Website and app data records:
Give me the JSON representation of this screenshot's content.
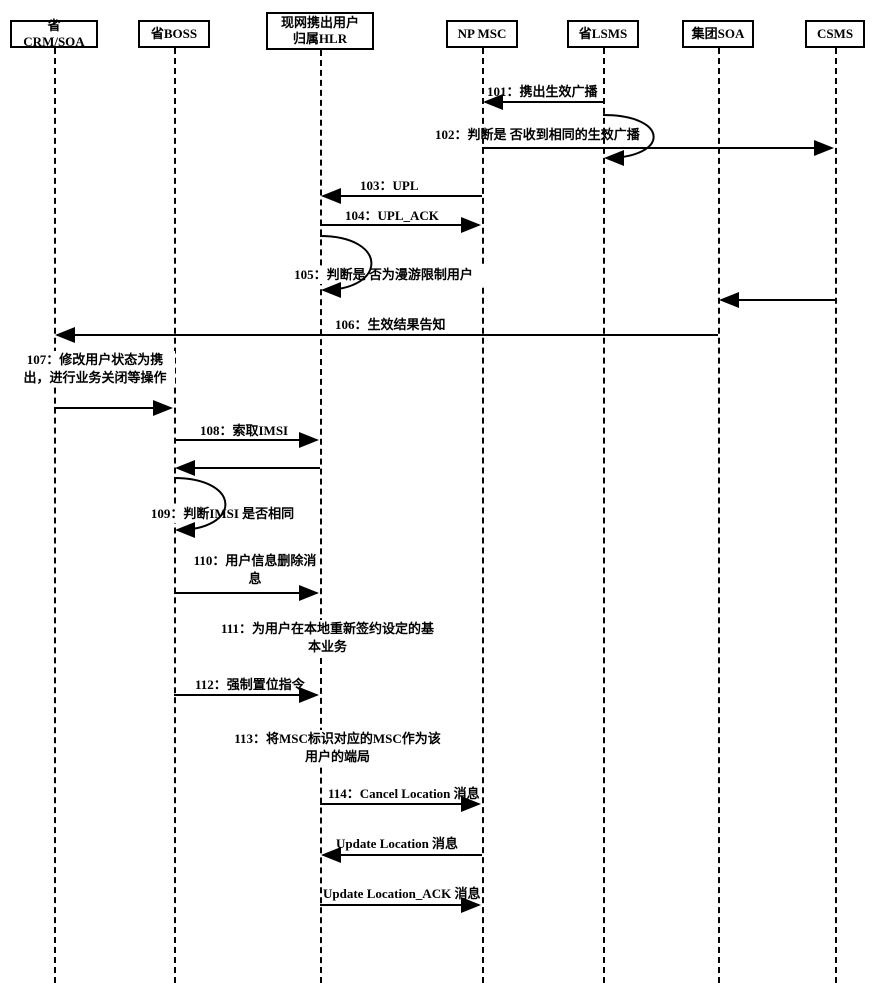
{
  "participants": [
    {
      "id": "crm_soa",
      "label": "省CRM/SOA"
    },
    {
      "id": "boss",
      "label": "省BOSS"
    },
    {
      "id": "hlr",
      "label": "现网携出用户\n归属HLR"
    },
    {
      "id": "npmsc",
      "label": "NP MSC"
    },
    {
      "id": "lsms",
      "label": "省LSMS"
    },
    {
      "id": "group_soa",
      "label": "集团SOA"
    },
    {
      "id": "csms",
      "label": "CSMS"
    }
  ],
  "messages": {
    "m101": "101：携出生效广播",
    "m102": "102：判断是 否收到相同的生效广播",
    "m103": "103：UPL",
    "m104": "104：UPL_ACK",
    "m105": "105：判断是 否为漫游限制用户",
    "m106": "106：生效结果告知",
    "m107": "107：修改用户状态为携出，进行业务关闭等操作",
    "m108": "108：索取IMSI",
    "m109": "109：判断IMSI 是否相同",
    "m110": "110：用户信息删除消息",
    "m111": "111：为用户在本地重新签约设定的基本业务",
    "m112": "112：强制置位指令",
    "m113": "113：将MSC标识对应的MSC作为该 用户的端局",
    "m114": "114：Cancel Location 消息",
    "m_upd": "Update Location 消息",
    "m_upd_ack": "Update Location_ACK 消息"
  }
}
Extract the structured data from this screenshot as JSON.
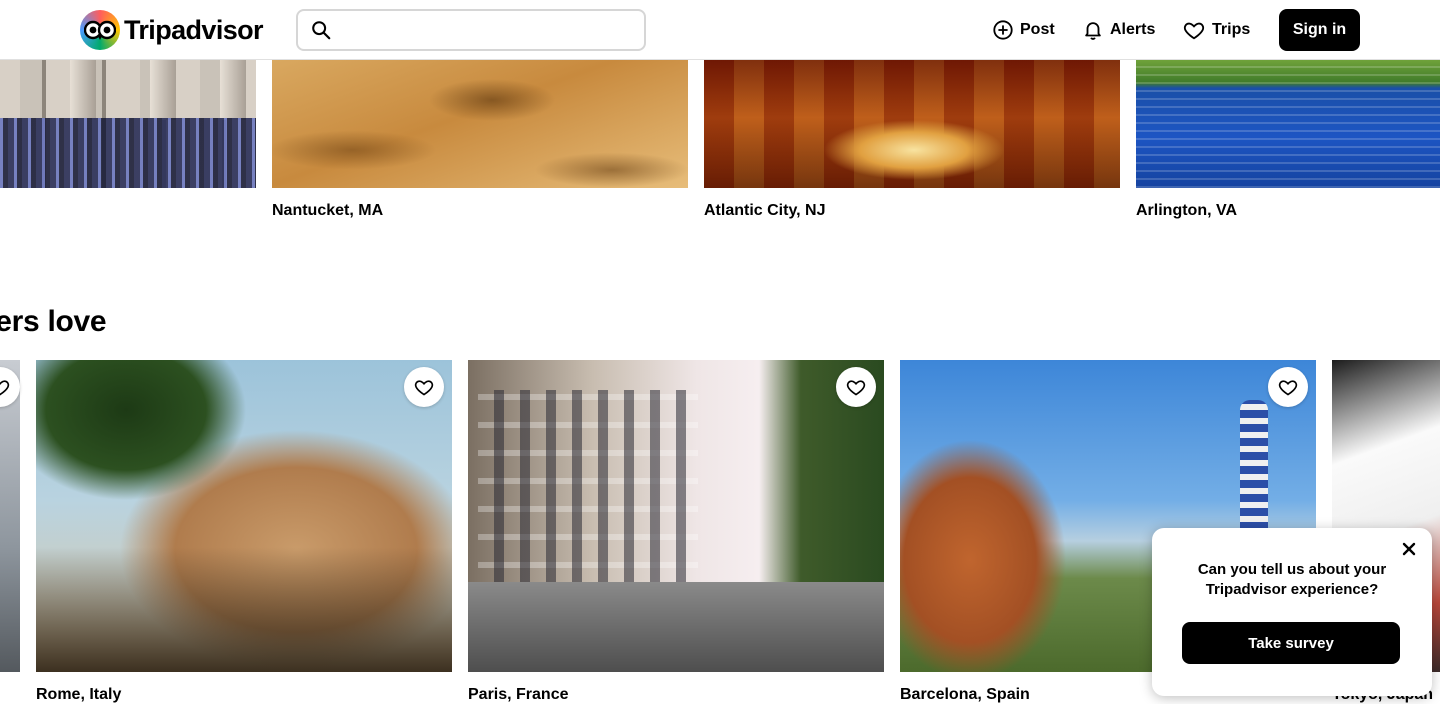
{
  "header": {
    "logo_text": "Tripadvisor",
    "search": {
      "placeholder": "",
      "value": ""
    },
    "nav": [
      {
        "label": "Post",
        "icon": "plus-circle-icon"
      },
      {
        "label": "Alerts",
        "icon": "bell-icon"
      },
      {
        "label": "Trips",
        "icon": "heart-icon"
      }
    ],
    "signin_label": "Sign in"
  },
  "top_cards": [
    {
      "label": ""
    },
    {
      "label": "Nantucket, MA"
    },
    {
      "label": "Atlantic City, NJ"
    },
    {
      "label": "Arlington, VA"
    }
  ],
  "section": {
    "title": "Top destinations travelers love",
    "cards": [
      {
        "label": "Rome, Italy"
      },
      {
        "label": "Paris, France"
      },
      {
        "label": "Barcelona, Spain"
      },
      {
        "label": "Tokyo, Japan"
      }
    ]
  },
  "survey": {
    "question": "Can you tell us about your Tripadvisor experience?",
    "button_label": "Take survey"
  },
  "colors": {
    "primary": "#000000",
    "text": "#000000",
    "border": "#d6d6d6"
  }
}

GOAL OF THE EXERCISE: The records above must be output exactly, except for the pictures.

YOUR RESPONSE:
Give me the JSON representation of this screenshot's content.
{
  "participants": [
    {
      "id": "crm_soa",
      "label": "省CRM/SOA"
    },
    {
      "id": "boss",
      "label": "省BOSS"
    },
    {
      "id": "hlr",
      "label": "现网携出用户\n归属HLR"
    },
    {
      "id": "npmsc",
      "label": "NP MSC"
    },
    {
      "id": "lsms",
      "label": "省LSMS"
    },
    {
      "id": "group_soa",
      "label": "集团SOA"
    },
    {
      "id": "csms",
      "label": "CSMS"
    }
  ],
  "messages": {
    "m101": "101：携出生效广播",
    "m102": "102：判断是 否收到相同的生效广播",
    "m103": "103：UPL",
    "m104": "104：UPL_ACK",
    "m105": "105：判断是 否为漫游限制用户",
    "m106": "106：生效结果告知",
    "m107": "107：修改用户状态为携出，进行业务关闭等操作",
    "m108": "108：索取IMSI",
    "m109": "109：判断IMSI 是否相同",
    "m110": "110：用户信息删除消息",
    "m111": "111：为用户在本地重新签约设定的基本业务",
    "m112": "112：强制置位指令",
    "m113": "113：将MSC标识对应的MSC作为该 用户的端局",
    "m114": "114：Cancel Location 消息",
    "m_upd": "Update Location 消息",
    "m_upd_ack": "Update Location_ACK 消息"
  }
}
Extract the structured data from this screenshot as JSON.
{
  "header": {
    "logo_text": "Tripadvisor",
    "search": {
      "placeholder": "",
      "value": ""
    },
    "nav": [
      {
        "label": "Post",
        "icon": "plus-circle-icon"
      },
      {
        "label": "Alerts",
        "icon": "bell-icon"
      },
      {
        "label": "Trips",
        "icon": "heart-icon"
      }
    ],
    "signin_label": "Sign in"
  },
  "top_cards": [
    {
      "label": ""
    },
    {
      "label": "Nantucket, MA"
    },
    {
      "label": "Atlantic City, NJ"
    },
    {
      "label": "Arlington, VA"
    }
  ],
  "section": {
    "title": "Top destinations travelers love",
    "cards": [
      {
        "label": "Rome, Italy"
      },
      {
        "label": "Paris, France"
      },
      {
        "label": "Barcelona, Spain"
      },
      {
        "label": "Tokyo, Japan"
      }
    ]
  },
  "survey": {
    "question": "Can you tell us about your Tripadvisor experience?",
    "button_label": "Take survey"
  },
  "colors": {
    "primary": "#000000",
    "text": "#000000",
    "border": "#d6d6d6"
  }
}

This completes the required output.